On Charles Library’s green roof, sustainability starts from the top down
The rooftop garden showcases Temple’s commitment to sustainable development.
When Charles Library opened in September 2019, so did its green roof, one of the largest in Pennsylvania. A crucial part of the library’s stormwater management system and one of its most visible sustainable features, the roof is now celebrating its first spring.
Transforming a standard roof into a green one begins with a waterproof membrane and a layer of soil, or rather, media. “We call it media because it doesn’t actually contain any natural soil,” said Glenn Eck, associate director of grounds at Temple. Soilless mixes contain anything from composted bark and coconut coir to peat moss and are not only lightweight, but also drain well.
Drainage is essential. “The main reason we have the green roofs here at Temple is because the media can absorb and temporarily hold some of the rainwater when you have a rainstorm,” Eck said.
As in many U.S. cities, parts of Philadelphia are served by a combined sewer system: stormwater and sewage flow down the same pipes. When it rains, water sheets off roofs and pavements and into the sewers, combining with sewage to create a heavy flow of wastewater. Sometimes there’s too much for the system to handle.
A green roof helps lessen the burden. “It slows down the rate at which the water runs down into the Philadelphia stormwater system,” Eck said.
Charles Library’s roof combines elements of both intensive and extensive green roofs, which means the depth of the media varies between sections. “The portions of the roof garden that you can see when you’re on the top floor are an intensive green roof,” Eck said. The plants there are “planted in a greater depth of soil than the plants on the very top of the library.”
Above the intensive level is the extensive one, only visible from outside the building and home to a range of succulents. “They can grow successfully during dry periods in just a few inches of media,” Eck said. And when it rains, “they’re able to make use of the water that’s held by the media.”
While the range of plants on the extensive level is limited, the deeper soil in the intensive section allows for greater variety. Herbaceous perennials like garden sage grow alongside flowering plants like purple coneflower. “It’s more aesthetically interesting for the humans that can see the space,” Eck said. “But the other thing, too, is that it allows you to plant some plants that are more useful to birds and bees.”

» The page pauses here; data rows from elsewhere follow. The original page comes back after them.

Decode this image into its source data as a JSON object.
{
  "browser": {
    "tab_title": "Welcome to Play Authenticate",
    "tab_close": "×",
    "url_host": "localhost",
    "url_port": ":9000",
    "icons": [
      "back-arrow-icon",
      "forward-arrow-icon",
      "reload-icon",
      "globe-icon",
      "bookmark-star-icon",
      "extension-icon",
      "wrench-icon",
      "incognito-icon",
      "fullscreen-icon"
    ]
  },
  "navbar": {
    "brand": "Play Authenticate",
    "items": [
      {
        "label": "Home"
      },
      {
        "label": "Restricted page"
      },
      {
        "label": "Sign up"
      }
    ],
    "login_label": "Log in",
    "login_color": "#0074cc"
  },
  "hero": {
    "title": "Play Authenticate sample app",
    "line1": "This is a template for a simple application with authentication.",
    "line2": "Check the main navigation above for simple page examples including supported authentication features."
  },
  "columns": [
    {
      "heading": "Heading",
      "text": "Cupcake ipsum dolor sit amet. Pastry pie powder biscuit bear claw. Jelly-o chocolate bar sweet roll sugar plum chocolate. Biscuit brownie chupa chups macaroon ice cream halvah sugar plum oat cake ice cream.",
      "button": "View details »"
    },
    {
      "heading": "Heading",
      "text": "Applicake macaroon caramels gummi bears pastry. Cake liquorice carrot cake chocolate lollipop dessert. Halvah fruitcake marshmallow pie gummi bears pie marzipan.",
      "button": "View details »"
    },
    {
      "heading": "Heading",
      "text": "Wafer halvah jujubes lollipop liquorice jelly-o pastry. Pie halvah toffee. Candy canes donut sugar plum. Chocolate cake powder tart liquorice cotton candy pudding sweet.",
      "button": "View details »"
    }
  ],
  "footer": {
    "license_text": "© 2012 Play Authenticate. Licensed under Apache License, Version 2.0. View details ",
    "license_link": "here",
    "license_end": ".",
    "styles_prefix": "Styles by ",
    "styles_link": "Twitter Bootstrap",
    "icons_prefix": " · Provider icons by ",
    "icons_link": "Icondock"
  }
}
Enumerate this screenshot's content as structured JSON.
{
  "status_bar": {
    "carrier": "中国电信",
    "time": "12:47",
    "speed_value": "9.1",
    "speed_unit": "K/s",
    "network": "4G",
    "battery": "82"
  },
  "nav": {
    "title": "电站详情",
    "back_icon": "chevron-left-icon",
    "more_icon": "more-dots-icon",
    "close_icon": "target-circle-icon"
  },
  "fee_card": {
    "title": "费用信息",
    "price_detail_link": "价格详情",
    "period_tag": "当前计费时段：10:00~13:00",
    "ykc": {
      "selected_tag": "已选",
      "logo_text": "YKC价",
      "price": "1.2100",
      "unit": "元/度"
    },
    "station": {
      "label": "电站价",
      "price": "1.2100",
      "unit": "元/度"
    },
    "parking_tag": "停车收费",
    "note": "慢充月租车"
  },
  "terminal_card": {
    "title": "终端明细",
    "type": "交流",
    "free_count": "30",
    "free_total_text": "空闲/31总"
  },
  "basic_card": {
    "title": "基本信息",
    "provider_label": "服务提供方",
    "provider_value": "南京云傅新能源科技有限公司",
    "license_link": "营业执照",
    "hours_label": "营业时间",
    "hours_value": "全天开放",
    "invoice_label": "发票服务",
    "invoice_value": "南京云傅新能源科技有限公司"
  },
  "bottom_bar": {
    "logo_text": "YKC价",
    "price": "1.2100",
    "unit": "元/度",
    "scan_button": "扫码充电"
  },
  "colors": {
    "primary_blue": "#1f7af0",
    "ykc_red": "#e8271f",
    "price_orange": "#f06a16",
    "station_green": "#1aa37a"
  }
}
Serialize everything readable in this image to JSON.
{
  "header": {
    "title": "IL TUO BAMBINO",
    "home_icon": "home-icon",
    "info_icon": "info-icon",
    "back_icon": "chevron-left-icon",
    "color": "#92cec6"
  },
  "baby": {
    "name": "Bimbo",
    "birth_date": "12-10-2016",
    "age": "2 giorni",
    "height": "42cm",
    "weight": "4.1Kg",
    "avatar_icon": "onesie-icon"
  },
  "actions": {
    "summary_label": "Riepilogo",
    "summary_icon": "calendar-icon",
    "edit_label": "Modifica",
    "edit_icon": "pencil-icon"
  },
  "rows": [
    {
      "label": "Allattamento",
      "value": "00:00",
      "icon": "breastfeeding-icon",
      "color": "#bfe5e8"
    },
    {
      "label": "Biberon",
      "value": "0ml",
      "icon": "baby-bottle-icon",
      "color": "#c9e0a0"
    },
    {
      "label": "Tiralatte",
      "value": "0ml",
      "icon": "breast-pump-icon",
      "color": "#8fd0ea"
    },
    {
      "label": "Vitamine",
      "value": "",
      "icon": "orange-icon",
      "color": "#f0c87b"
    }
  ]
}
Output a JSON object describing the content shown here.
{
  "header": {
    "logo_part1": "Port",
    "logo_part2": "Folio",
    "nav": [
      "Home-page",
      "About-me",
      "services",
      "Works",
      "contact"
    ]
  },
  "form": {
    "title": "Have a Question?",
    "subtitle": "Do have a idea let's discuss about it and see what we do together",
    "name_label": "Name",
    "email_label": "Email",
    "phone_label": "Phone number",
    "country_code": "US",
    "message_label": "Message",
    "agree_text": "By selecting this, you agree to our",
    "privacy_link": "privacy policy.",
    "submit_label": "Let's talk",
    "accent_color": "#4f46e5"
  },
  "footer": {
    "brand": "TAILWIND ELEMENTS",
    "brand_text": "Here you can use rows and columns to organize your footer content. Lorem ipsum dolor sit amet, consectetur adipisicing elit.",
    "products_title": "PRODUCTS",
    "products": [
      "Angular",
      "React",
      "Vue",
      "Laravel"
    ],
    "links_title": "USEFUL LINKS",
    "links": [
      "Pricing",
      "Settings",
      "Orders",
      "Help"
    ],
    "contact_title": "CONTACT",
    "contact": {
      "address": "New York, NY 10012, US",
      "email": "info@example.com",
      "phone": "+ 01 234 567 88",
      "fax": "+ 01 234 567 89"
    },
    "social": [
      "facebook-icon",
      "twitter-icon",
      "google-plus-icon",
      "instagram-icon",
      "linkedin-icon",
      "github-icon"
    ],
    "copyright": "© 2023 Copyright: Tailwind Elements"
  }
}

The green roof is designed to have a succession of blooms, with a series of plants flowering from spring to fall. For example Sedum “Autumn Joy,” a perennial with succulent leaves, blooms in early fall. “The idea being that [the roof] would be an area that the pollinators could return to again and again and again throughout the season and always find something up there they could take advantage of,” Eck said.
Charles Library’s green roof isn’t Temple’s first. The roofs of the Architecture Building and the Intercollegiate Athletics Field House at Ambler Campus came before it. But Charles’ roof is the university’s largest and makes the Main Campus literally and figuratively greener, at a time when sustainability has never been more important.
“Every time we build another housing development or another shopping mall, or encroach on forest or a meadow, we’re reducing our native flora,” Eck said. Ecological benefits are just as important as aesthetic ones and the more we consider using native plants or those best adapted to a particular environment, the better, he said.
“It’s really been a change in the thought process where aesthetics are not the only thing driving the decisions that we make.”